Standing-room only crowd at hearing

The sprawling Coval property is a part of Island history but is planned to be replaced by 18 homes. - Contributed Photo
The sprawling Coval property is a part of Island history but is planned to be replaced by 18 homes.
— image credit: Contributed Photo

It was standing room only at the Planning Commission session as Islanders voiced their concerns for a proposed 18-house development on a 5-acre parcel of land during a public hearing last Wednesday, Jan. 15. The Coval property, as it’s known, located at 3051 84th Avenue SE, has been featured in newspaper articles, on HGTV’s Million Dollar Rooms and even has its own website.

The plot, very much a part of Island history, has a koi pond, fruit orchards, botanical garden and indoor pool. Much of the house is made with imported wood and was built with an incredible attention to detail over a 16-year period. In 2011, the Coval family put the house on the market.

“The turnout was amazing, it was sensational and very heartening and wonderful to have neighbors and professionals talk on substantive matters,” said resident Sue Stewart of last Wednesday’s meeting. “This wasn’t about personal grudges, it had to do with issues that were important.”

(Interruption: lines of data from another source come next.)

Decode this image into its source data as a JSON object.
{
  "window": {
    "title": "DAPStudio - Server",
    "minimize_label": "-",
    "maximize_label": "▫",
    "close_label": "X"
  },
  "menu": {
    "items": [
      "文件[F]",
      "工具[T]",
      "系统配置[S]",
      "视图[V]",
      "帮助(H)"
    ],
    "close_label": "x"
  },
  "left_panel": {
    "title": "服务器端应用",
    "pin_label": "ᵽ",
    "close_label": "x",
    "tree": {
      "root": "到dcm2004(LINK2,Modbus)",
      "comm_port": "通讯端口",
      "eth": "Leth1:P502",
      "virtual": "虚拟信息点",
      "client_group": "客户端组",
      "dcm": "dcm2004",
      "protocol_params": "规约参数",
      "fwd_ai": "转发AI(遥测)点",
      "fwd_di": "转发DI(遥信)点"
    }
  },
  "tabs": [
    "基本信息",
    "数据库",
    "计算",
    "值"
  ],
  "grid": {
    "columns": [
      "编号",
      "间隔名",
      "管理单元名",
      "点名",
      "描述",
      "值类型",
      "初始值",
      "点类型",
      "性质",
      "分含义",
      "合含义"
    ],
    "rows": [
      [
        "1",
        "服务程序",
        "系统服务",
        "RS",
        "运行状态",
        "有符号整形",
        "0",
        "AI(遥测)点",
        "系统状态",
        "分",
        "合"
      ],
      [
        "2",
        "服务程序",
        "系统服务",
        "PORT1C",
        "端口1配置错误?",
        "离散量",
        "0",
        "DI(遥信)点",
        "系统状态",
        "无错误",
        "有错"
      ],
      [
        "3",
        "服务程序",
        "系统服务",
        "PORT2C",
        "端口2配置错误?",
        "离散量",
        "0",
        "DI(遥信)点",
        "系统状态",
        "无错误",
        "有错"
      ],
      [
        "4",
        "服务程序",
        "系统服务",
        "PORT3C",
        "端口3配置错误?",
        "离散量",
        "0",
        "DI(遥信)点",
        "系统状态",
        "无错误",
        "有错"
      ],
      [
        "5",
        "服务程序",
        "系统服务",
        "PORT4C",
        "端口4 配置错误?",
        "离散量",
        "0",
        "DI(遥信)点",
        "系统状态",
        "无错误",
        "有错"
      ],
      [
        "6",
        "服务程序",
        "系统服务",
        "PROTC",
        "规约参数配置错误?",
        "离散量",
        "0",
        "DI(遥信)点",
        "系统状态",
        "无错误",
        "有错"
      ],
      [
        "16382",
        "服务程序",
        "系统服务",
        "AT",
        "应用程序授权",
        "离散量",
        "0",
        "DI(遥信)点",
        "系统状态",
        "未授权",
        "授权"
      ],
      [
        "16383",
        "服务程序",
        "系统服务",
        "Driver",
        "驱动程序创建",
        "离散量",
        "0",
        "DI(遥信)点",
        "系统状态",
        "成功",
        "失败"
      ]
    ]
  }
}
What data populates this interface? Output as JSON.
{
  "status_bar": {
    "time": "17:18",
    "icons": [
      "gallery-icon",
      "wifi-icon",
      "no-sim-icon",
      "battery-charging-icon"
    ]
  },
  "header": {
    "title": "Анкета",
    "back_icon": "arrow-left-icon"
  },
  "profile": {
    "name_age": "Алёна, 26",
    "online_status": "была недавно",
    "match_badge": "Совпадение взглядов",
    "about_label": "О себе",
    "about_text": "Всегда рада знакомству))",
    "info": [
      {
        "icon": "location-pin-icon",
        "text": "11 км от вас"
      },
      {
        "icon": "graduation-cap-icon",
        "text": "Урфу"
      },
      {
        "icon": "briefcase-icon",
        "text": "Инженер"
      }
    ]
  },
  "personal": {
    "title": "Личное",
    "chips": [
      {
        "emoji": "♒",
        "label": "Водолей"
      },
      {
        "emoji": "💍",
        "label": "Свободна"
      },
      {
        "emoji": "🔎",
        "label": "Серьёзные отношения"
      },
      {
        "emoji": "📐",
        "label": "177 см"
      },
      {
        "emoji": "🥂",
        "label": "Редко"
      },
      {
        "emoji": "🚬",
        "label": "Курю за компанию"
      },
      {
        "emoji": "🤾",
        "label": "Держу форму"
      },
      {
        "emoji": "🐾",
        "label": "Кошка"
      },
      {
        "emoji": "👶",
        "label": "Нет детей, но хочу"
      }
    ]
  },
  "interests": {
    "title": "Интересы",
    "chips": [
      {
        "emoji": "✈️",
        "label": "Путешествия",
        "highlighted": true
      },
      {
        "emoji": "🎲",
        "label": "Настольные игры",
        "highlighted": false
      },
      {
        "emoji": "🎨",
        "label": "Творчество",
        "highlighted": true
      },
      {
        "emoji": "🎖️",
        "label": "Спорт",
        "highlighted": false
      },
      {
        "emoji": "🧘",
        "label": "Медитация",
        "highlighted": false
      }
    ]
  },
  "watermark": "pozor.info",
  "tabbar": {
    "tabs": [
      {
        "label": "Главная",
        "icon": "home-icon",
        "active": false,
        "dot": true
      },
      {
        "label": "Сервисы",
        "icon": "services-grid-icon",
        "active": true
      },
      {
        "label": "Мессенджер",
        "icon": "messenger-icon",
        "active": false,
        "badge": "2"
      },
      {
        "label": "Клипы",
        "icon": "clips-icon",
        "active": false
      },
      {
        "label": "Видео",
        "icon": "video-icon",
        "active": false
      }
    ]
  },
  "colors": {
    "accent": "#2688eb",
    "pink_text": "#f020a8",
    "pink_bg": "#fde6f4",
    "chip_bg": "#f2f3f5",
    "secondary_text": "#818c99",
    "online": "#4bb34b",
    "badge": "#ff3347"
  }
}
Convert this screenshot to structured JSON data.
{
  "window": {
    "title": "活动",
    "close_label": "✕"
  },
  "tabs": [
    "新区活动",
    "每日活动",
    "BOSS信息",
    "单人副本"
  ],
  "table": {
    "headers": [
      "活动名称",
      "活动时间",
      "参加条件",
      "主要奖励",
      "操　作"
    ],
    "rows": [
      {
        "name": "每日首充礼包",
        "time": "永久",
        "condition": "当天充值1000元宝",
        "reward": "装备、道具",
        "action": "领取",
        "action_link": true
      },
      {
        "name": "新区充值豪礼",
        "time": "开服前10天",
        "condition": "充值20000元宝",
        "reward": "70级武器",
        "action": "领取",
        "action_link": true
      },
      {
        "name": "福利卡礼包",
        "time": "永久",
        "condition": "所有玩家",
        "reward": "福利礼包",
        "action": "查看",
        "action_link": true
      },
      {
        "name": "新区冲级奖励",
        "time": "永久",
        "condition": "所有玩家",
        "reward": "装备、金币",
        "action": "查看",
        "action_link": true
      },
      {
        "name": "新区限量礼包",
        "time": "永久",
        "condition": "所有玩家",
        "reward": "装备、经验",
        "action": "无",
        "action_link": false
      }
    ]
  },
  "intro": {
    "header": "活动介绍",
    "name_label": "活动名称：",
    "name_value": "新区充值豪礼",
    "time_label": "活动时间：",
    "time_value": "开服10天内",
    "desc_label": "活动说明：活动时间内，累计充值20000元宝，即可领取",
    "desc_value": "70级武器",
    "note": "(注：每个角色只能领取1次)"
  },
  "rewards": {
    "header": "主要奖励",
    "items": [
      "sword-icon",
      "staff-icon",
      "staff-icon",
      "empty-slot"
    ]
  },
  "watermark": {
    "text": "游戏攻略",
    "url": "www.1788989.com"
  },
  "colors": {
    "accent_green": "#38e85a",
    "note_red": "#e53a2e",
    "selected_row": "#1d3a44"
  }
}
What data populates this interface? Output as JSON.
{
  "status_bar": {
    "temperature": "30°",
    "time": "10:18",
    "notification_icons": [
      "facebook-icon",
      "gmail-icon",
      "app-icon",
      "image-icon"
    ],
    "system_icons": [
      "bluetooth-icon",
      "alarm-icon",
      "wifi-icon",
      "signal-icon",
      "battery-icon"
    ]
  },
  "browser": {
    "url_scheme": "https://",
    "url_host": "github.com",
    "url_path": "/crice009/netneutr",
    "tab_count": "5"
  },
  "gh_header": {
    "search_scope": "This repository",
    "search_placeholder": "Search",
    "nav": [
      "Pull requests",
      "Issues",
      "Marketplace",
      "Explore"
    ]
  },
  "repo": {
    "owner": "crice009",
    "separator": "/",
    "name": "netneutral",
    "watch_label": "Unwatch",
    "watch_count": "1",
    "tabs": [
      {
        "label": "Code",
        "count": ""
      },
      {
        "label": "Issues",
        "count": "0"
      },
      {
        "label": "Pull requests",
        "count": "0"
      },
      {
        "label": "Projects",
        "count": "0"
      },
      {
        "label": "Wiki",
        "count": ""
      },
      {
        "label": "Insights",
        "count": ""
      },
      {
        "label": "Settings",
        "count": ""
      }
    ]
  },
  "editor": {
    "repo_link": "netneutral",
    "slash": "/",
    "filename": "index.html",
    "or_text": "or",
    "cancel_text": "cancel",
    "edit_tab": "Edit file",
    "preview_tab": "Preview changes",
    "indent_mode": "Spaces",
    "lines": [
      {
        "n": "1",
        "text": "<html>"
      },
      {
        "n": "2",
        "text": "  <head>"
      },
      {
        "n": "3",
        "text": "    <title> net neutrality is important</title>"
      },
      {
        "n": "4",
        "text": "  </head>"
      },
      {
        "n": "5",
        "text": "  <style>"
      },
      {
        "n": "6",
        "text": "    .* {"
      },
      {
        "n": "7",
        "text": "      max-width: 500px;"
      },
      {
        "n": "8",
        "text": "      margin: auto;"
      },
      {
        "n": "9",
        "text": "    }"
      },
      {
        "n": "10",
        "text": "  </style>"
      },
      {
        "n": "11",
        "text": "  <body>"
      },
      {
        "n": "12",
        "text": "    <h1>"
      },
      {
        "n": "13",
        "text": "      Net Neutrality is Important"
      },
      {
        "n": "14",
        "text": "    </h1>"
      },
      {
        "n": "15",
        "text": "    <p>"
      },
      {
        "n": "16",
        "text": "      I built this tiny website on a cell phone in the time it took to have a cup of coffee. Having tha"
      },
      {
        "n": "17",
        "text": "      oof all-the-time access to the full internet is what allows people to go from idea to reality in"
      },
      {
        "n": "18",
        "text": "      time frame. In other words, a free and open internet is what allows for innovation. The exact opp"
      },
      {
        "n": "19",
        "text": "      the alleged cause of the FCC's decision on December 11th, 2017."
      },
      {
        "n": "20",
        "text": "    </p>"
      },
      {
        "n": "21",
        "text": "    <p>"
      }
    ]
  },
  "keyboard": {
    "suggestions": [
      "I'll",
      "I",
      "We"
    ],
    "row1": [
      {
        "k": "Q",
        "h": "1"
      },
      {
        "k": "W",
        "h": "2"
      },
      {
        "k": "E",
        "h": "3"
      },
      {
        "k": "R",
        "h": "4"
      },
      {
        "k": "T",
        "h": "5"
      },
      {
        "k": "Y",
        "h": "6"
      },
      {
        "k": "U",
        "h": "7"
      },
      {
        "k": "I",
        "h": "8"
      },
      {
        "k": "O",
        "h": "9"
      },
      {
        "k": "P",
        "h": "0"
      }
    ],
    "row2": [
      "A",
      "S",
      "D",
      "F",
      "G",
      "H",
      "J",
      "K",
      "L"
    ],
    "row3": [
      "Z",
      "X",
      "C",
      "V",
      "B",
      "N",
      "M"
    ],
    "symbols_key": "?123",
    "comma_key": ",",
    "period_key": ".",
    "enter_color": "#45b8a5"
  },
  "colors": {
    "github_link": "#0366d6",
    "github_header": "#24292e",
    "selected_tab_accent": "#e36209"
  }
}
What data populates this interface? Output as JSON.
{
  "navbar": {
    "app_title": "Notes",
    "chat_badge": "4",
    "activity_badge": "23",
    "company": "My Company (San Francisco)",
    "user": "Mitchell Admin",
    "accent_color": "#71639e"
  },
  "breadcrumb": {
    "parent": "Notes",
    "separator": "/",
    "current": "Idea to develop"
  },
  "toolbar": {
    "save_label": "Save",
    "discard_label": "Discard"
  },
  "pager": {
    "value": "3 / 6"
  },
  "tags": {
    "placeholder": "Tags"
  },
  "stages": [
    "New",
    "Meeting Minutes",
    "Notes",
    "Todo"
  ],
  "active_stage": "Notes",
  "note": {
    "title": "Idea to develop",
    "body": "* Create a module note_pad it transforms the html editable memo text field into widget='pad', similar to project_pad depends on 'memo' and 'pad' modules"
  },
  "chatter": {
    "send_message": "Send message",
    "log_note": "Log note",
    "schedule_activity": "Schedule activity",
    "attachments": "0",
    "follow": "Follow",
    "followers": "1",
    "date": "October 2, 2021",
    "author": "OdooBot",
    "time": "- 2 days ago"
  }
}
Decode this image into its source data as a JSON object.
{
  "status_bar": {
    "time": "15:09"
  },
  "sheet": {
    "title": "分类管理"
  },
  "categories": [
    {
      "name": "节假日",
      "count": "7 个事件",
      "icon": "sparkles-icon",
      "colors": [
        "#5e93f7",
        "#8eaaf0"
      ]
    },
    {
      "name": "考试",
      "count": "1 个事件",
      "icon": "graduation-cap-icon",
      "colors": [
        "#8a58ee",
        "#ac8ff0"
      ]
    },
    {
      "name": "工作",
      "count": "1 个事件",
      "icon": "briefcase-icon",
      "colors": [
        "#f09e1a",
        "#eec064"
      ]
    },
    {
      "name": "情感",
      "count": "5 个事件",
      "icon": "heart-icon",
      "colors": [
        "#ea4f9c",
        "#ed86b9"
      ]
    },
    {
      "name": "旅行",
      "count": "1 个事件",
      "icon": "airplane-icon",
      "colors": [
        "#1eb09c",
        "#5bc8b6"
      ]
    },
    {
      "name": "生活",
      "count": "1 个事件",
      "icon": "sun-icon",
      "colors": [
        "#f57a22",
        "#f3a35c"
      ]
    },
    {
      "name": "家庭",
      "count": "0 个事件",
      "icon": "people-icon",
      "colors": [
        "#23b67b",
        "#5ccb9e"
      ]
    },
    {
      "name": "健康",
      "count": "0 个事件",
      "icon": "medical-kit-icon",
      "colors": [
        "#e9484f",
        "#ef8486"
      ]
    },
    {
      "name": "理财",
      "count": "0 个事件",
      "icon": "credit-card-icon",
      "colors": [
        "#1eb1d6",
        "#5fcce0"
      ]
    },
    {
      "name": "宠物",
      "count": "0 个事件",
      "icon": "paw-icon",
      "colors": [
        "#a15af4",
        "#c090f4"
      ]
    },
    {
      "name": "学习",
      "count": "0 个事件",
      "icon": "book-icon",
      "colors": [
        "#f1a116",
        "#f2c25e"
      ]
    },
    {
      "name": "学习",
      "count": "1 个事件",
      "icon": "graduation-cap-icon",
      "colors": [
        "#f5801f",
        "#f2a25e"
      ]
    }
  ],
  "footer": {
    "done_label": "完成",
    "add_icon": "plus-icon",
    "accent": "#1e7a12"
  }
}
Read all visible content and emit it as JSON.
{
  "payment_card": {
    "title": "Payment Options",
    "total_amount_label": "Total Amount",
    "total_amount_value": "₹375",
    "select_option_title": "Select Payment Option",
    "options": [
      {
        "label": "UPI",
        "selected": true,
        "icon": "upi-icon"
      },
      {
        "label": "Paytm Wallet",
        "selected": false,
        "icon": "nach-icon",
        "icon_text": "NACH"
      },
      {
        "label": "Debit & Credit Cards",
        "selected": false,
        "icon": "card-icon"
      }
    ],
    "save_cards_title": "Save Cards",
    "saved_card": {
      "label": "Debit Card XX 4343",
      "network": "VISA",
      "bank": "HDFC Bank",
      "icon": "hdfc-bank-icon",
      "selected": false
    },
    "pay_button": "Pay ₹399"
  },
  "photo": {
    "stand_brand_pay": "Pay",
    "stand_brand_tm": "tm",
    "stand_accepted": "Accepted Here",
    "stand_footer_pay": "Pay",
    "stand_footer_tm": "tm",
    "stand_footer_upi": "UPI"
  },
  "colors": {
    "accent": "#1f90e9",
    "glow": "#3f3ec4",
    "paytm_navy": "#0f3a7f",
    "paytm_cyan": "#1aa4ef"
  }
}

Traffic concerns dominated the conversation, though speakers were only allotted three minutes each. On a block that already sees speeding, many worried that construction vehicles on a narrow roadway would worsen conditions.

“People told horror stories about speeding [in the neighborhood],” said Stewart, whom also noted that a new elementary school on the southwest corner of Mercer Island High School would make for a “mega-block,” already expected to produce its own congestion. “Eighteen homes on our little street, can you imagine the traffic?”

Stewart also noted that the plans for the space were out of sync with the city’s comprehensive plan. Each of the houses, for which MI 84th Limited Partnerships is listed as the developer, is predicted to be between 4,500 and 5,000 square feet. About 206 of the more than 300 trees on the land would be cleared to make room for the new plots.

Former councilmember Mike Grady, a senior policy analyst for NOAA Fisheries, was also in attendance and spoke about sustainability and pollution in Lake Washington at the north end of the Island, rates which he said were already above federal levels.

Infill, said Stewart, should be kept away from steep slopes and the “watercourse” that runs through the property (a small, natural ravine that enters the property through a culvert at the south part of the property boundary).

“I congratulate the Planning Commission [for extending the comment period and hearing]. This is a complex process…We want to be thoughtful about it,” said Stewart. “We care about this neighborhood.”

Another public hearing will take place at 7 p.m. on Jan. 29 at City Hall.



We encourage an open exchange of ideas on this story's topic, but we ask you to follow our guidelines for respecting community standards. Personal attacks, inappropriate language, and off-topic comments may be removed, and comment privileges revoked, per our Terms of Use. Please see our FAQ if you have questions or concerns about using Facebook to comment.

Read the Oct 19
Green Edition

Browse the print edition page by page, including stories and ads.

Browse the archives.

Friends to Follow

View All Updates